Yet one more hurdle may confront those pursuing earnings growth through a merger or acquisition. In the AEP case, FERC conditioned its public interest authorization of the merger on the combined utility’s surrendering operational control of its transmission systems to an independent regional transmission organization. This was necessary, in FERC’s view, to mitigate the transmission market power of the combined utilities. FERC should be expected to attach a similar condition to the merger applicants currently before it. That did not prevent FERC from authorizing Exelon’s acquisition of PSEG since both are members of the PJM Interconnection. Nor should such a condition deter MidAmerican, which itself is a member of the Midwest ISO and has endorsed membership in a similar independent operation for the Western markets in which PacifiCorp owns transmission. But for Duke, surrender of transmission system operating control may prove a poison pill; the North Carolina utility-together with other Southeastern transmission system owners and regulators-has steadfastly refused to participate in an independent operator or to surrender any transmission system control.
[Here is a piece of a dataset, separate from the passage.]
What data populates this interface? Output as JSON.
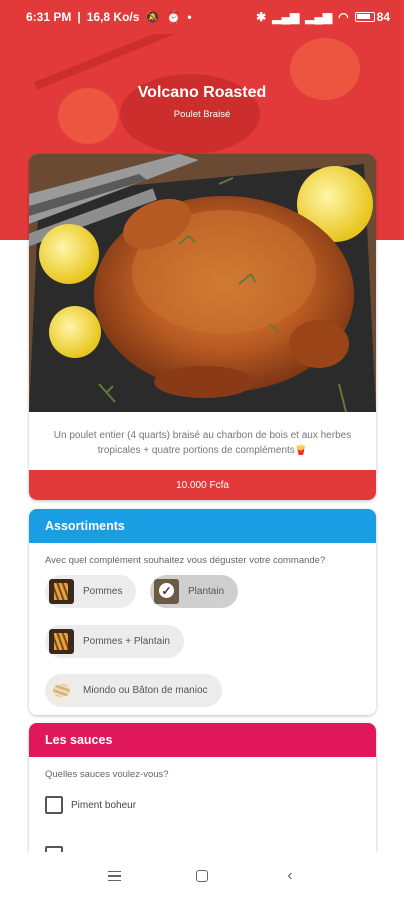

The hurdles confronting each of the announced combinations beg the question, what if the merger or acquisition fails in the near term? How will earnings growth be achieved? For some utilities, that growth will default to more B2B investments in an expanded rate base of big-ticket hardware: new transmission, IGCC generation technologies and possibly a nuclear development renaissance. Alternatively, some may suspend M&A growth strategies and return to diversification into non-regulated and possibly even foreign operations.
Conversely, if the pending mergers succeed and usher in others, with or without PUHCA repeal, what will that portend? Will market power become so concentrated that regulators are forced to reconsider their still young affair with market pricing? The answer to that question will turn on the mitigation conditions imposed on combining firms. Additionally, we need to ask whether a rash of consolidations will herald the return of power trusts, as some fear. While that should be a concern, a return of the power trusts is unlikely. Proposed consolidations will expand the size and reduce the number of utilities. Quite possibly they also will increase market power and reduce competition in certain utility services.
But a return to the impenetrable financial structures of the 1920s’ power trusts should be prevented by enforcement of PUHCA’s financial simplification requirements, as well as the financial disclosure and verification requirements of the 1933 and 1934 securities laws and Sarbanes-Oxley. Even in the increasingly likely event that PUHCA is repealed, then under the most-tenable scenario of the comprehensive energy bill to emerge from a Senate-House conference committee, new FERC-enforced transparency and disclosure rules will be enacted, which (together with the securities and Sarbanes-Oxley laws) should be sufficient to protect against the holding company shell games of the 1920s as well as the accounting shams of certain 1990s energy merchants.
Dan Watkiss (Dan.Watkiss@bracewellgiuliani.com) is a partner with Bracewell & Giuliani in Washington, D.C.